Like any freelancer or self employed person, you don’t enjoy any sort of CPF contribution.
So if you want any CPF at all, you’ll have to make CPF contributions of your own accord.
The only thing compulsory is Medisave contributions – as long as you earn above $6,000 per year – which formed a sizeable chunk in June of $4,400.
Lastly, I had two incidences of miscellaneous expenses that can be attributed to client expenses.
The first was as a result of handling lots of rental transactions.
Sometimes you just have to bite the bullet to make the situation between landlord and tenant amicable, so to me this was an expense necessary for peace of mind.
But the bulk of that really went to little gifts for clients – a small tip I learned from the undisputed king of sales, Joe Girard (he sold 1,425 cars in a single year).
Now of course personal expenses are very subjective, some people might feel there is no need to saddle yourself with debt for a car with the proliferation of taxi apps.
But for me, the first 3 months without a car was problematic during peak hours or rainy days – it was harder to control my punctuality for appointments.
As you can imagine, as a property agent your phone is practically glued to you so my handphone plan was maxed out at $140 per month.
Room rental in this case was the amount I paid every month for a shared office space.
It was nothing fancy, and it didn’t need to be as you are out and about most of the time.
As a result of moving around a lot, cashcard and petrol expenses formed a big bulk out of my monthly expenses at $800 give or take a month.
Recap: Lessons Learned
Total Expenses: $37,954
Personal Income: $30,491.40
It was nostalgic writing this piece and thinking about the struggle from my first year.
As you can see, my final take home was nowhere near the first amount bandied about.
But breaking it down like this really helped me to understand where my money was going, what I should be cutting down on, or what I should be spending more time on.
It’s really all about the Pareto Principle (80/20 rule) – focusing on the right things will bring about a majority of your outcomes.
And that’s what happened with Stacked today.
I’ll be the first to admit that it has been a struggle sometimes.
Juggling writing, client consultations and doing research.
A lot of time has been dedicated to making sure that our content is something worth reading.
At the end of the day however, I do know that spending time on the right things will eventually provide me with the greatest growth – just as writing for Stacked over these past months has done for me.
And this has been a powerful reminder that spending time on the right things will provide the biggest impact.

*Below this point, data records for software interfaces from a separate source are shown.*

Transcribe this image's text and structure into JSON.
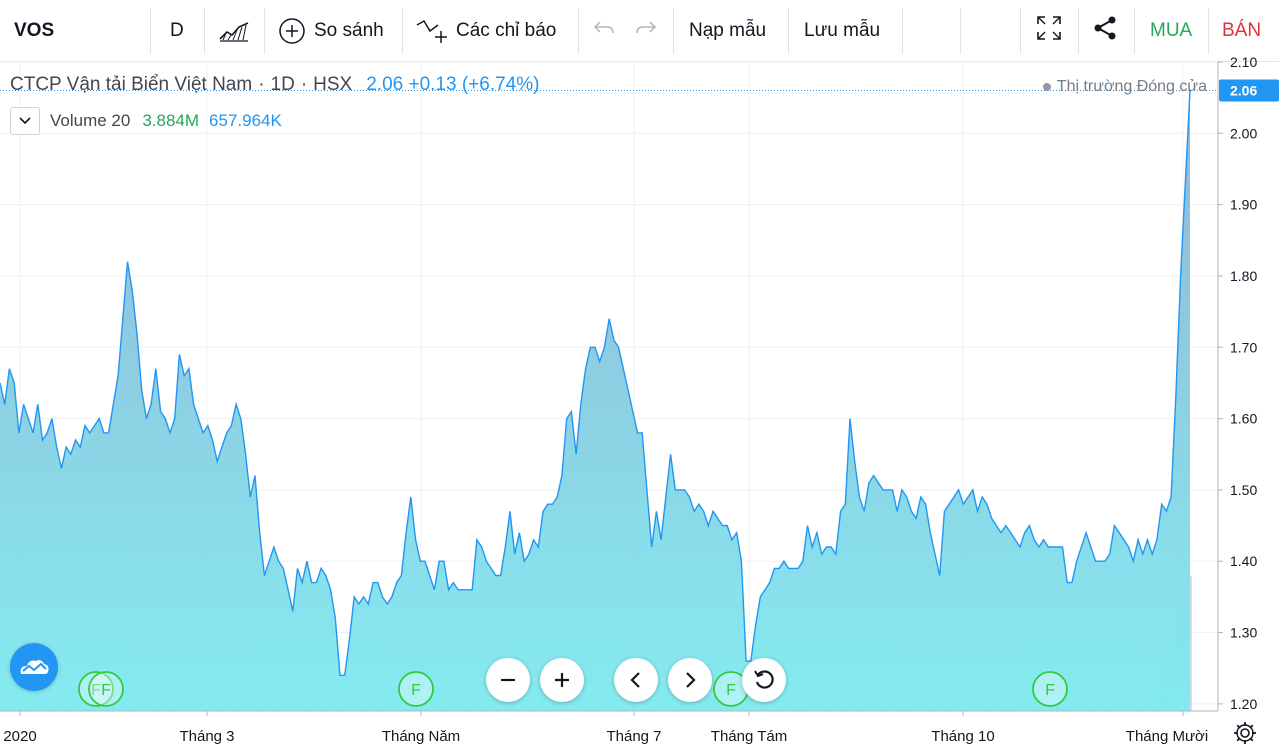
{
  "toolbar": {
    "symbol": "VOS",
    "interval": "D",
    "compare_label": "So sánh",
    "indicators_label": "Các chỉ báo",
    "load_template_label": "Nạp mẫu",
    "save_template_label": "Lưu mẫu",
    "buy_label": "MUA",
    "sell_label": "BÁN"
  },
  "legend": {
    "company": "CTCP Vận tải Biển Việt Nam",
    "sep1": "·",
    "timeframe": "1D",
    "sep2": "·",
    "exchange": "HSX",
    "price_text": "2.06 +0.13 (+6.74%)",
    "volume_label": "Volume 20",
    "volume_value": "3.884M",
    "volume_ma": "657.964K",
    "market_status": "Thị trường Đóng cửa"
  },
  "chart_data": {
    "type": "area",
    "x_ticks": [
      "2020",
      "Tháng 3",
      "Tháng Năm",
      "Tháng 7",
      "Tháng Tám",
      "Tháng 10",
      "Tháng Mười"
    ],
    "y_ticks": [
      "2.10",
      "2.00",
      "1.90",
      "1.80",
      "1.70",
      "1.60",
      "1.50",
      "1.40",
      "1.30",
      "1.20"
    ],
    "ylim": [
      1.19,
      2.1
    ],
    "last_price_label": "2.06",
    "last_price": 2.06,
    "grid": true,
    "series": [
      {
        "values": [
          1.65,
          1.62,
          1.67,
          1.65,
          1.58,
          1.62,
          1.6,
          1.58,
          1.62,
          1.57,
          1.58,
          1.6,
          1.56,
          1.53,
          1.56,
          1.55,
          1.57,
          1.56,
          1.59,
          1.58,
          1.59,
          1.6,
          1.58,
          1.58,
          1.62,
          1.66,
          1.74,
          1.82,
          1.78,
          1.72,
          1.64,
          1.6,
          1.62,
          1.67,
          1.61,
          1.6,
          1.58,
          1.6,
          1.69,
          1.66,
          1.67,
          1.62,
          1.6,
          1.58,
          1.59,
          1.57,
          1.54,
          1.56,
          1.58,
          1.59,
          1.62,
          1.6,
          1.55,
          1.49,
          1.52,
          1.44,
          1.38,
          1.4,
          1.42,
          1.4,
          1.39,
          1.36,
          1.33,
          1.39,
          1.37,
          1.4,
          1.37,
          1.37,
          1.39,
          1.38,
          1.36,
          1.32,
          1.24,
          1.24,
          1.29,
          1.35,
          1.34,
          1.35,
          1.34,
          1.37,
          1.37,
          1.35,
          1.34,
          1.35,
          1.37,
          1.38,
          1.44,
          1.49,
          1.43,
          1.4,
          1.4,
          1.38,
          1.36,
          1.4,
          1.4,
          1.36,
          1.37,
          1.36,
          1.36,
          1.36,
          1.36,
          1.43,
          1.42,
          1.4,
          1.39,
          1.38,
          1.38,
          1.42,
          1.47,
          1.41,
          1.44,
          1.4,
          1.41,
          1.43,
          1.42,
          1.47,
          1.48,
          1.48,
          1.49,
          1.52,
          1.6,
          1.61,
          1.55,
          1.62,
          1.67,
          1.7,
          1.7,
          1.68,
          1.7,
          1.74,
          1.71,
          1.7,
          1.67,
          1.64,
          1.61,
          1.58,
          1.58,
          1.5,
          1.42,
          1.47,
          1.43,
          1.49,
          1.55,
          1.5,
          1.5,
          1.5,
          1.49,
          1.47,
          1.48,
          1.47,
          1.45,
          1.47,
          1.46,
          1.45,
          1.45,
          1.43,
          1.44,
          1.4,
          1.26,
          1.26,
          1.31,
          1.35,
          1.36,
          1.37,
          1.39,
          1.39,
          1.4,
          1.39,
          1.39,
          1.39,
          1.4,
          1.45,
          1.42,
          1.44,
          1.41,
          1.42,
          1.42,
          1.41,
          1.47,
          1.48,
          1.6,
          1.54,
          1.49,
          1.47,
          1.51,
          1.52,
          1.51,
          1.5,
          1.5,
          1.5,
          1.47,
          1.5,
          1.49,
          1.47,
          1.46,
          1.49,
          1.48,
          1.44,
          1.41,
          1.38,
          1.47,
          1.48,
          1.49,
          1.5,
          1.48,
          1.49,
          1.5,
          1.47,
          1.49,
          1.48,
          1.46,
          1.45,
          1.44,
          1.45,
          1.44,
          1.43,
          1.42,
          1.44,
          1.45,
          1.43,
          1.42,
          1.43,
          1.42,
          1.42,
          1.42,
          1.42,
          1.37,
          1.37,
          1.4,
          1.42,
          1.44,
          1.42,
          1.4,
          1.4,
          1.4,
          1.41,
          1.45,
          1.44,
          1.43,
          1.42,
          1.4,
          1.43,
          1.41,
          1.43,
          1.41,
          1.43,
          1.48,
          1.47,
          1.49,
          1.63,
          1.8,
          1.93,
          2.06
        ]
      }
    ],
    "volume_bars_present": true
  },
  "markers": [
    "F",
    "F",
    "F",
    "F",
    "F"
  ],
  "colors": {
    "line": "#2196f3",
    "area_top": "#8fb2d4",
    "area_bottom": "#7eeaf0",
    "buy": "#26a65b",
    "sell": "#e0303a",
    "marker": "#2ecc40"
  },
  "icons": {
    "undo": "undo-icon",
    "redo": "redo-icon",
    "fullscreen": "fullscreen-icon",
    "share": "share-icon",
    "settings": "gear-icon"
  }
}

I hope this has provided a greater insight into the income of a property agent. If you have any comments or feedback feel free to reach out to us at firstname.lastname@example.org